**Assignment**: In the records that follow, show each line where the word "active" is present.

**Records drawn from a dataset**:
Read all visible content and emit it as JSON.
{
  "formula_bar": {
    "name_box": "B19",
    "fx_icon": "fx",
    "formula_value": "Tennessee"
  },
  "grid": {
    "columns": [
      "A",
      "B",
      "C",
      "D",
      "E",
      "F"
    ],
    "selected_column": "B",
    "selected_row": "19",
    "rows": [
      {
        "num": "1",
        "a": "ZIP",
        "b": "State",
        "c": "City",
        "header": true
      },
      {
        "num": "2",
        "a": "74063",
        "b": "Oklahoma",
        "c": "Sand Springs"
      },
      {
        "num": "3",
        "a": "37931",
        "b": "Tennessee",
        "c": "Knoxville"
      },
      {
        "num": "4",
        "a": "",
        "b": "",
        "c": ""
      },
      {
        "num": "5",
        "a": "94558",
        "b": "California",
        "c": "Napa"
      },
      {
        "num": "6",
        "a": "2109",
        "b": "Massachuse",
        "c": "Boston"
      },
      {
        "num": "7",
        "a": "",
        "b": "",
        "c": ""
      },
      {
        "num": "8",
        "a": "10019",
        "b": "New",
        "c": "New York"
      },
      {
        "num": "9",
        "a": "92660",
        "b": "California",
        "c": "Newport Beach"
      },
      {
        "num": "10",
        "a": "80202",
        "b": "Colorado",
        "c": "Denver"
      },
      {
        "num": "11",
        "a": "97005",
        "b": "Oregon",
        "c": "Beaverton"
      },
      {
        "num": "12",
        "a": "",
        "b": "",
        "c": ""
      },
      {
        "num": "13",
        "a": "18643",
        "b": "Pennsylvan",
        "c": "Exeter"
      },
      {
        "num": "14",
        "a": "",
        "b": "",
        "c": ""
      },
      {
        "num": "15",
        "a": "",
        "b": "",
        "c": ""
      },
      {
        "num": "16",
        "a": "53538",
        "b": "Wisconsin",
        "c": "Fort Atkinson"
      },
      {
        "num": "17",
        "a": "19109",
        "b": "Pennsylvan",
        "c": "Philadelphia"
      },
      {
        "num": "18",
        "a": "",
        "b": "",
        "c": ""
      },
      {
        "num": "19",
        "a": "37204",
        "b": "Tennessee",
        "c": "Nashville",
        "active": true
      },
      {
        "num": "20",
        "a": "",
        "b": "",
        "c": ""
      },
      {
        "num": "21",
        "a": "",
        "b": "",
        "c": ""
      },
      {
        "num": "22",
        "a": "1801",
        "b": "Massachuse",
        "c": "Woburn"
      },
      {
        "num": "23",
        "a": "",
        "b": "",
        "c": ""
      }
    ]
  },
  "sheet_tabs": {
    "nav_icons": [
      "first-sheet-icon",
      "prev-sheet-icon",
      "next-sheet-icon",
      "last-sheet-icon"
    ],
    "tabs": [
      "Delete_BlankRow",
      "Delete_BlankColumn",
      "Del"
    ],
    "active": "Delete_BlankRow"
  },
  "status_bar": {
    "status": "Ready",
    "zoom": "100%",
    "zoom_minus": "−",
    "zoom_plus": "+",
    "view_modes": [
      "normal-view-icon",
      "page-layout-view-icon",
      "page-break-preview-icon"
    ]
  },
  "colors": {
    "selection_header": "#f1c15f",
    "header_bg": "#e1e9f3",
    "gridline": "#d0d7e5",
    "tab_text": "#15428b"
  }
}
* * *
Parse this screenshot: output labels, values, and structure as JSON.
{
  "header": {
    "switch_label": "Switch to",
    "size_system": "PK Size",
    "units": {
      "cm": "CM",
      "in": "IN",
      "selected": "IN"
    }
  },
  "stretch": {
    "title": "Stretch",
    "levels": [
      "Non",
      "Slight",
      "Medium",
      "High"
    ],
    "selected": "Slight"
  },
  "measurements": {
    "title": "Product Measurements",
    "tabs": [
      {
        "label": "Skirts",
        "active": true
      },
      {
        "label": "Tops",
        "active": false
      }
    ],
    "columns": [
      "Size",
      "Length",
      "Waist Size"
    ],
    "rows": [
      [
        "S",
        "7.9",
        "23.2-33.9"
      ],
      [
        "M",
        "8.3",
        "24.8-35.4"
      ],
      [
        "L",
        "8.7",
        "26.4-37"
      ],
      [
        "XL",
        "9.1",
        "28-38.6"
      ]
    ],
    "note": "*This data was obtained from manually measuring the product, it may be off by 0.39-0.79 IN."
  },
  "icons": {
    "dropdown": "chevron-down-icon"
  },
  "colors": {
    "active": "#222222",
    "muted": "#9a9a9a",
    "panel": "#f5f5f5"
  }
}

**Written reply**:
        "active": true
    "active": "Delete_BlankRow"
        "active": true
        "active": false
    "active": "#222222",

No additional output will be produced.